We got away at 10:30 this morning, but were a long way behind the first boats on the move today.
Another fine warm morning, clouding up a bit later and with a bit of a breeze to make it feel a little cooler.
There was only 1 boat in front of us at Stanthorne Lock, so we were through and on the move again after half an hour.
Out of Stanthorne LockThere’s a 7 mile long pound between Stanthorne and Minshull Locks, with 22 bridges to negotiate, and I was pleased that we’d timed it nicely to avoid meeting any of the boats coming the other way.
Another one passed in the nick of time…..
Ivor and Mel Batchelor with their working boat and butty Mountbatten and Jellicoe.Don’t need any coal today, thanks.
Our easy passage wasn’t to last though, and soon after we had to stop to avoid a Viking Afloat hire boat full of Dutch people. It wasn’t their fault, we just arrived at the narrows at the same time.
Church Minshull nestles in the green Weaver valley.
Then we arrived at Minshull Lock, to join the end of a 5 boat queue.
Queuing at Minshull Lock
With each boats crews helping out, we soon got all the boats up though, not bad, 6 boats up and 4 down in an hour.

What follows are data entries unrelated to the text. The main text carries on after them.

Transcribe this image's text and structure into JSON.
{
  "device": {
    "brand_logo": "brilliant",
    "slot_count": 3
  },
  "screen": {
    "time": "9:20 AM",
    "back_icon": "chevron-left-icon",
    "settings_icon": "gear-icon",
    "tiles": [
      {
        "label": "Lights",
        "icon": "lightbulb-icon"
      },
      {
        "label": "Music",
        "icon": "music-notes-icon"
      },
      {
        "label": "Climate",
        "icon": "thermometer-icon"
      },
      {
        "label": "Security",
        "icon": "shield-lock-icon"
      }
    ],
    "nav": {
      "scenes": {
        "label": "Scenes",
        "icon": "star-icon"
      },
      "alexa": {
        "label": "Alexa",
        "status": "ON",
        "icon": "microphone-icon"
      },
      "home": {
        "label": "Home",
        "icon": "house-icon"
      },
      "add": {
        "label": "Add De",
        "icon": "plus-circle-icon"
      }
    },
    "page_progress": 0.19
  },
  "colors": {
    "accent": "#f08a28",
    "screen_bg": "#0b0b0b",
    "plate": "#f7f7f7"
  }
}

There was another short queue at Cholmondeston Lock, but we were up and moored above by 15:00. It’s amazing how many boats were pulling over to moor after 14:00. All to catch the 3 o’clock kick off of England’s make or break game in the World Cup. (If you don’t want to know the result, look away now….)
They won 1-0, finally getting their act together.
Notice anything different?
The decorated border around the glazing has gone, and we’ve gained a couple of ducks….
We fancied a change.
I’ve been following Maffi’s and Andrew’s debate about the speed of passing boats. A couple of boats moored on linear moorings back near Stanthorne have strong views, too.
And if you’re near Coventry this exhibition has got to be worth a look.
Locks 3, miles 8½